### Supplied material
[Start of Attachment]
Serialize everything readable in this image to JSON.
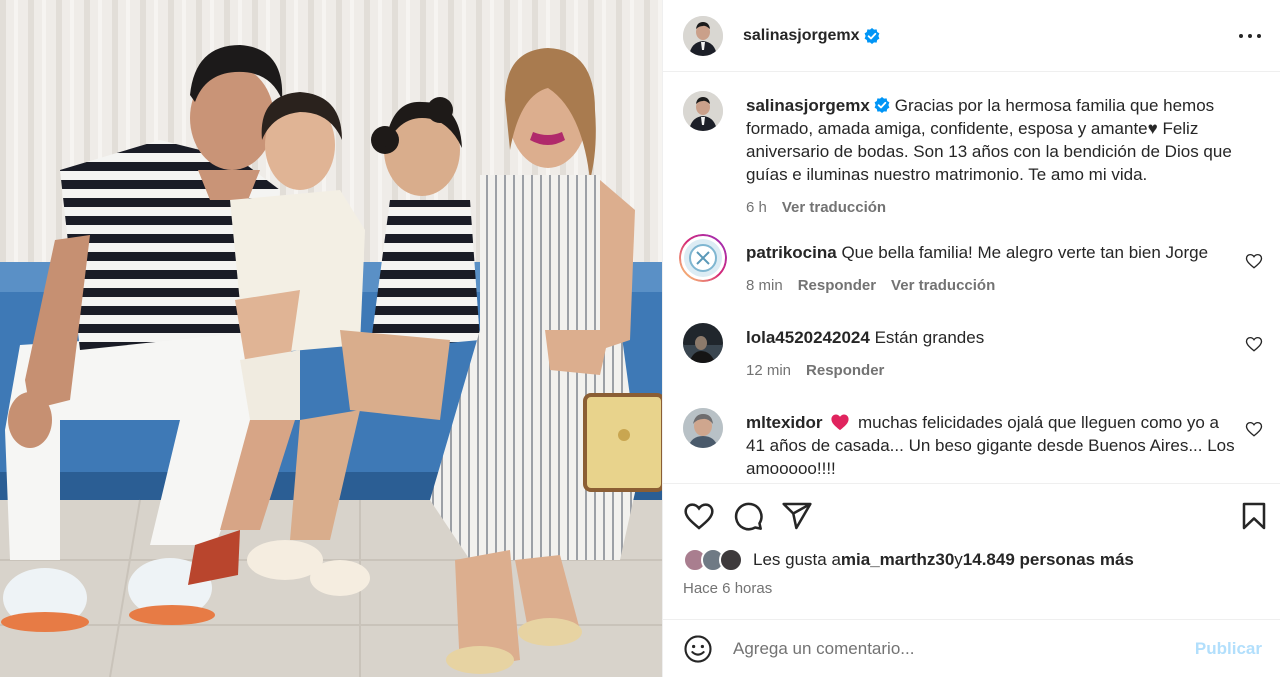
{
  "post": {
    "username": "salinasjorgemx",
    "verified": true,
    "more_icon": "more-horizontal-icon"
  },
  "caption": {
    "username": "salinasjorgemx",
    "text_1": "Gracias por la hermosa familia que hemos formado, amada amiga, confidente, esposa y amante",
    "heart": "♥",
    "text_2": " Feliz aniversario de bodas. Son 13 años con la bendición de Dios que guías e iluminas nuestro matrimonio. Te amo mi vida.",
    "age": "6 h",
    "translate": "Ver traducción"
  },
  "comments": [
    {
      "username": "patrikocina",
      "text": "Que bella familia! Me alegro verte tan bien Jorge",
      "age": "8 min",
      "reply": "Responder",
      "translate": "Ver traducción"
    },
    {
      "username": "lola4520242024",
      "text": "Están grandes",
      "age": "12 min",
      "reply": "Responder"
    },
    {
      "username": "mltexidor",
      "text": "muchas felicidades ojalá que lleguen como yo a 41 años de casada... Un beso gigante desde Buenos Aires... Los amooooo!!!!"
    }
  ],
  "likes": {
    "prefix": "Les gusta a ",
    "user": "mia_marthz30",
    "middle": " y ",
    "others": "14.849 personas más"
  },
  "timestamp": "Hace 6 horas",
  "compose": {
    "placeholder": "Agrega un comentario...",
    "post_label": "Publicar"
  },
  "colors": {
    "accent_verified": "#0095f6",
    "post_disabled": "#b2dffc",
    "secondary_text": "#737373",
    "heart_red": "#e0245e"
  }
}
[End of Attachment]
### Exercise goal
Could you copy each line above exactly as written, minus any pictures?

### Output for this exercise
Serialize everything readable in this image to JSON.
{
  "post": {
    "username": "salinasjorgemx",
    "verified": true,
    "more_icon": "more-horizontal-icon"
  },
  "caption": {
    "username": "salinasjorgemx",
    "text_1": "Gracias por la hermosa familia que hemos formado, amada amiga, confidente, esposa y amante",
    "heart": "♥",
    "text_2": " Feliz aniversario de bodas. Son 13 años con la bendición de Dios que guías e iluminas nuestro matrimonio. Te amo mi vida.",
    "age": "6 h",
    "translate": "Ver traducción"
  },
  "comments": [
    {
      "username": "patrikocina",
      "text": "Que bella familia! Me alegro verte tan bien Jorge",
      "age": "8 min",
      "reply": "Responder",
      "translate": "Ver traducción"
    },
    {
      "username": "lola4520242024",
      "text": "Están grandes",
      "age": "12 min",
      "reply": "Responder"
    },
    {
      "username": "mltexidor",
      "text": "muchas felicidades ojalá que lleguen como yo a 41 años de casada... Un beso gigante desde Buenos Aires... Los amooooo!!!!"
    }
  ],
  "likes": {
    "prefix": "Les gusta a ",
    "user": "mia_marthz30",
    "middle": " y ",
    "others": "14.849 personas más"
  },
  "timestamp": "Hace 6 horas",
  "compose": {
    "placeholder": "Agrega un comentario...",
    "post_label": "Publicar"
  },
  "colors": {
    "accent_verified": "#0095f6",
    "post_disabled": "#b2dffc",
    "secondary_text": "#737373",
    "heart_red": "#e0245e"
  }
}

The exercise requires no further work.